Book: Beth Moon – Ancient Trees. Portraits of Time.
Ancient Trees. Portraits of Time.
Photographs by Beth Moon.
Abbeville Press, Jackson, 2014. 132 pp., 70 duotone illustrations, 11x11″.
Mesmerizing black-and-white photographs of the world’s most majestic ancient trees.
Beth Moon’s fourteen-year quest to photograph ancient trees has taken her across the United States, Europe, Asia, the Middle East, and Africa. Some of her subjects grow in isolation, on remote mountainsides, private estates or nature preserves; others maintain a proud, though often precarious, existence in them midst of civilization. All, however, share a mysterious beauty perfected by age and the power to connect us to a sense of time and nature much greater than ourselves. Its is this beauty, and this power, that Moon captures in her remarkable photographs.
This handsome volume presents nearly seventy of Moon’s finest tree portraits as full-page duotone plates. The pictured trees include the tangled, hollow-trunked yews – some more than a thousand years old-that grow in English churchyards; the baobabs of Madagascar, called “upside-down trees” because of the curious disproportion of thier giant trunks and modest branches; and the fantastical dragon’s-blood-trees, red-sapped and umbrella-shaped, that grow only on the island of Socotra, off the Horn of Africa.
Moon’s narrative captions describe the natural and cultural history of each individual tree, while Todd Forrest, vice president for horticulture and living collection at the New York Botanical Garden, provides a concise introduction to the biology and preservation of ancient trees.
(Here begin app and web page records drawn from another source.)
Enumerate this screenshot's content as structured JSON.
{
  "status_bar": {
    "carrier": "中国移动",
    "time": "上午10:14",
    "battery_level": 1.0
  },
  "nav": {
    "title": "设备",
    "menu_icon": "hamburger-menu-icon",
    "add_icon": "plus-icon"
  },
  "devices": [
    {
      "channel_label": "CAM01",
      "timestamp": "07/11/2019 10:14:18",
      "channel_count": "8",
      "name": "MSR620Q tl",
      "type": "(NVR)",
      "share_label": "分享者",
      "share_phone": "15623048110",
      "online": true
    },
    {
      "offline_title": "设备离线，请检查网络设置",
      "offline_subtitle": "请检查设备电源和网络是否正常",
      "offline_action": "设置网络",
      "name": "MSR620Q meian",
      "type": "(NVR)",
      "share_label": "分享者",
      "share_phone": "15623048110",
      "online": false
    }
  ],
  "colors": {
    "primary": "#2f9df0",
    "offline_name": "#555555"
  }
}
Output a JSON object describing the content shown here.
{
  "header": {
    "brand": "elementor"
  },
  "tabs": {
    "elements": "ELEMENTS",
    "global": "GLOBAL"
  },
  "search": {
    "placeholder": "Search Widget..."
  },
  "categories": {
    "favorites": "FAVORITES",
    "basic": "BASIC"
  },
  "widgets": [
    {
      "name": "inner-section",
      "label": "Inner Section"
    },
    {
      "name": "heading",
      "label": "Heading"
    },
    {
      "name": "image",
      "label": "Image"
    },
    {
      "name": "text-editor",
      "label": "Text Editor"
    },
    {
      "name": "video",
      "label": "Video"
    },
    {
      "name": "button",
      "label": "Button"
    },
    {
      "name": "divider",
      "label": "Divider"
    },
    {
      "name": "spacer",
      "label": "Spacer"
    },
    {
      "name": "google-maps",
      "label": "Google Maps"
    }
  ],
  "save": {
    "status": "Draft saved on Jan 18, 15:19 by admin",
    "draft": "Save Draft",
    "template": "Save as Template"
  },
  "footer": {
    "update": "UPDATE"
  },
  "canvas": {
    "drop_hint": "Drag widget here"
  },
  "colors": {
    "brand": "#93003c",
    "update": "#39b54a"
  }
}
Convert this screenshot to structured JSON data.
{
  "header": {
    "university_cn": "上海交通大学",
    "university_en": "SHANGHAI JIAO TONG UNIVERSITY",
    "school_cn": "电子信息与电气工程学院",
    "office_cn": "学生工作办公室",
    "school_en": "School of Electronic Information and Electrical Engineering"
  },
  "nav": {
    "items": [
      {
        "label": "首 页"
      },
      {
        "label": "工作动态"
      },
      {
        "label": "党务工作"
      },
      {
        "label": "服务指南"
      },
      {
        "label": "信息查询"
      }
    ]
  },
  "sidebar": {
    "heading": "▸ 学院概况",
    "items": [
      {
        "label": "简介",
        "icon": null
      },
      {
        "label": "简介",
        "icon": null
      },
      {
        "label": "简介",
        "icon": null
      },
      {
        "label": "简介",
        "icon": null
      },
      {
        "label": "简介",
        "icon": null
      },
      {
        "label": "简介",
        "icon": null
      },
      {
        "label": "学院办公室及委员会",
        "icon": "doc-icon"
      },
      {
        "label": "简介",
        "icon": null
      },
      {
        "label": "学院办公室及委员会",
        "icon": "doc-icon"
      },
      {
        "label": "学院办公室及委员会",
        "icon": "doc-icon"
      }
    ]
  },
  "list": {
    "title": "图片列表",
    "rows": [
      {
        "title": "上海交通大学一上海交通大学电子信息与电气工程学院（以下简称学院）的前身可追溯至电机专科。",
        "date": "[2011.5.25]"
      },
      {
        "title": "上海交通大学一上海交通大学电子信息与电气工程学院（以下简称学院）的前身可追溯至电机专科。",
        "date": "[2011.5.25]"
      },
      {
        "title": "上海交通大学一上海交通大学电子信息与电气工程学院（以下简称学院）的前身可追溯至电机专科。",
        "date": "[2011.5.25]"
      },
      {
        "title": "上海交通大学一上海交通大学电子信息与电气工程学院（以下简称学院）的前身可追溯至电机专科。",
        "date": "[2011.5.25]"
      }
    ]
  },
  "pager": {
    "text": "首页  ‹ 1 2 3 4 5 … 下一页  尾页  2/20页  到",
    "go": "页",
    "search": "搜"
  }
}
An essay by the critic Steven Brown defines Moon’s unique place in a tradition of tree photography extending from William Fox Talbot to Sally Mann, and explores the challenges and potential of the tree as a subject for art.